1 National Space Institute, Technical University of Denmark2 Geodesy, National Space Institute, Technical University of Denmark3 Water Resources Engineering, Department of Environmental Engineering, Technical University of Denmark4 Department of Environmental Engineering, Technical University of Denmark
Calibration of large scale hydrological models have traditionally been performed using point observations, which are often sparsely distributed. The Gravity Recovery And Climate Experiment (GRACE) mission provides global remote sensing information about mass fluxes with unprecedented accuracy, which can be used for calibration of such models. Mass concentration (mascon) parameters used at the Goddard Space Flight Center are spatial and temporal step functions of equivalent water height in predefined regions, estimated directly from the level-1B K-band Range-Rate (KBRR) data from GRACE. The mascon parameters are recovered through least squares inversion of a normal equation system, which is based on partial derivatives of the KBRR data residuals with respect to the mascon parameters. Spatial and temporal constraints are added for stability reasons, and the recovered mascon parameters represent mass redistributions on/near the surface of the Earth. A grid of 1.251.5 and 1.51.5 blocks1 (latitudelongitude) is used. A simple water balance model of the Okavango River Basin covering parts of Angola, Namibia, and Botswana, is build using a modified Budyko type framework on each of seven sub-catchments, derived for the river basin from a digital elevation model.

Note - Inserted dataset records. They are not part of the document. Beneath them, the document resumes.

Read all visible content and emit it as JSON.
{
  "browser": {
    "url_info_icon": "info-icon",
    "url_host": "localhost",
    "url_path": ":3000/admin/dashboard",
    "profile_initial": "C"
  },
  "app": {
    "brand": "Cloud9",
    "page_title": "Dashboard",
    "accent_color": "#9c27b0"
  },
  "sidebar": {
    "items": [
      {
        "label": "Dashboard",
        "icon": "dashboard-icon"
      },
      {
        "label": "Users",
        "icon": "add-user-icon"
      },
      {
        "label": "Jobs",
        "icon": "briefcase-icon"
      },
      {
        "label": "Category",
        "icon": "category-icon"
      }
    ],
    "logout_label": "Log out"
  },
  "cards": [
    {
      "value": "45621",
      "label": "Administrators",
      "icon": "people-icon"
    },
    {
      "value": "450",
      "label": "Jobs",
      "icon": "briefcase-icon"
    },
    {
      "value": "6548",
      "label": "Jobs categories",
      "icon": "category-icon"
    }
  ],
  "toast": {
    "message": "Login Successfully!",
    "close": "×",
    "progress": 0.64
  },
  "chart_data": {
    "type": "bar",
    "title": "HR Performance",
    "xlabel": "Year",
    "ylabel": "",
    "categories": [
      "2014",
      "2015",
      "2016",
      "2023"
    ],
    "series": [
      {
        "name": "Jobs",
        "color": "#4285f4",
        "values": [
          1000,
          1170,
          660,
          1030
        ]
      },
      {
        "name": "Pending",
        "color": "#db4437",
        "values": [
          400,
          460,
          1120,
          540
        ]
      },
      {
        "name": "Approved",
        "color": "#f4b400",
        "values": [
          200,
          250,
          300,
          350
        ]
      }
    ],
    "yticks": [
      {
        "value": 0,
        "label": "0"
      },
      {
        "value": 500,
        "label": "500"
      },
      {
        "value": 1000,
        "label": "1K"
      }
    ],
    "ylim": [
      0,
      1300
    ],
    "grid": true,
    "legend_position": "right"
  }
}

The hydrological model is initially calibrated to discharge and mass variations in a 1.251.5 grid every ten days from five years of GRACE mascon only solutions, using a joint sequential calibration function. Coupling of the mascon method with the hydrological model is done by chaining of partial derivatives, so that the normal equation system is solved for model parameters instead of mascon parameters. The mass variations from GRACE are relative, meaning that the origin is arbitrary, while the terrestrial water storage variations from model, are absolute. Thus, a bias exists between the model output and the GRACE derived mass variations, which must be accounted for by the use of bias parameters. One bias parameter is introduced for every mascon block, in order to account for the difference in level between the GRACE derived mass variations and the hydrological model, and spatial constraints on the bias parameters are used. The coupling method is tested with different correlation distances on the bias constraint equations, and different scaling of the bias parameter constraints as well as the mascon parameter constraint equations. The results are evaluated by comparing the observed and simulated data with respect to the KBRR data, the discharge data, and the terrestrial water storage from the GRACE mascon only solutions used for the initial calibration of the model. The discharge and terrestrial water storage data were also used for the initial joint model calibration. In the coupled inversion, the adjustment of the hydrology parameter in the model is in general very small, since the model was already pre-calibrated. The terrestrial water storage output from the model, using the adjusted parameter value, shows a higher annual amplitude (14.79 cm) than the mascon only solution (12.09 cm), the 10-day spherical harmonic solutions from CNES/GRGS (8.85 cm), and the terrestrial water storage from GLDAS/Noah (11.39 cm), for the same area. The annual signal peaks around March to April. The timing of signal peaks for the model output is earlier than for the mascon only solution, but later than the GLDAS/Noah TWS and the CNES/GRGS SH solutions. The deviations are 10–20 days. From this point of view, the tuning of hydrological models with KBRR data is certainly feasible, though highly time consuming and complicated at the moment. The method definitely has potential and should be tested with more model parameters and for larger models.